The events of this past weekend struck close to home. I have friends and comrades who were in Charlottesville as part of the counter-protest. I was a Virginia resident for nine years (I just recently moved to D.C.) and have visited Charlottesville. When I’m in Charlottesville I’m reminded of my college days at the University of North Carolina at Chapel Hill. Both UNC and the University of Virginia were founded in the late 1700s/early 1800s. Both are gorgeous campuses with lush green quads and red brick Colonial buildings. Both were built by enslaved Africans and African-Americans and the names of slaveholders adorn the buildings. At UNC, the statue of Silent Sam stands as a memorial to the UNC alumni who fought for the Confederacy. Friday’s white supremacist torch-bearing rally at UVA converged around a group of counter-protesters … Continue reading »

Posted in: Blog

On the Road for Wealth Redistribution

On the Road for Wealth Redistribution

I just returned from my first chapter visits as an Executive Director. When I started this role back in January I wanted to prioritize meeting as many chapter members in person as possible. In both current and previous position (before becoming the ED, I was the Associate Director from August of 2014 through December of 2016) at Resource Generation I haven’t had many chances to interact with chapter members outside of national retreats. As someone who got my start in RG through a chapter (shout out to the D.C. chapter!), I miss the day-to-day interactions with members and getting grounded in a local context. I also wanted to hear directly from our members what is exciting them about RG and what feedback they have for our work.

Iimay with Bay Area POC chapter members.

So I’ve been working with our staff organizers to plan my (much scaled-down version) of the 50-state Presidential tour and started out West with the Bay Area chapter.

The chapter organized a meet-and-greet lunch in Oakland for POC (people of color) members. Nine people attended, some for their very first RG event, and some driving from over an hour away. After introductions, we had a conversation … Continue reading »

Posted in: Blog

How I Facilitated Conversations About Money with My Extended Family

How I Facilitated Conversations About Money with My Extended Family

By Margi, RG member

My Mini Praxis Group with Aunts and Uncles

I grew up in an owning-class family and didn’t know it. My parents chose to live their daily lives within the means of their salaries, but subtly used inherited wealth to assist with big expenses like my education and buying our home. I was probably eight when I asked my mom what ‘class’ we were and I remember she said upper-middle-class. I grew up in Alaska knowing I was fortunate, but thought that I wasn’t that different from my peers (most of whom are, in reality, middle-class).

I didn’t realize my family was rich until my final years of high school. I started to put it together when:
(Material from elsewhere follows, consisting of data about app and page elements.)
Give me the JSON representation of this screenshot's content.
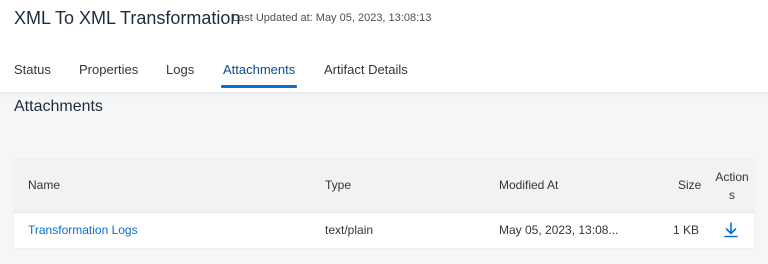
{
  "header": {
    "title": "XML To XML Transformation",
    "last_updated": "Last Updated at: May 05, 2023, 13:08:13"
  },
  "tabs": [
    {
      "label": "Status",
      "active": false
    },
    {
      "label": "Properties",
      "active": false
    },
    {
      "label": "Logs",
      "active": false
    },
    {
      "label": "Attachments",
      "active": true
    },
    {
      "label": "Artifact Details",
      "active": false
    }
  ],
  "section": {
    "title": "Attachments"
  },
  "table": {
    "columns": {
      "name": "Name",
      "type": "Type",
      "modified": "Modified At",
      "size": "Size",
      "actions": "Actions"
    },
    "rows": [
      {
        "name": "Transformation Logs",
        "type": "text/plain",
        "modified": "May 05, 2023, 13:08...",
        "size": "1 KB",
        "action_icon": "download-icon"
      }
    ]
  },
  "colors": {
    "accent": "#0a6ed1",
    "active_tab_text": "#0a4e8d",
    "background": "#f5f6f7"
  }
}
I realized how much more often my family traveled than my friends’ families (we travelled often both to see relatives scattered across the U.S. and to faraway countries); When I told my public school counsellor I was transferring to private boarding school on the other side of the country (she said the school sounded like a place her kids would like to go… then balked when she saw price tag and informed me that’s more than many pay for college… Continue reading »
Posted in: Blog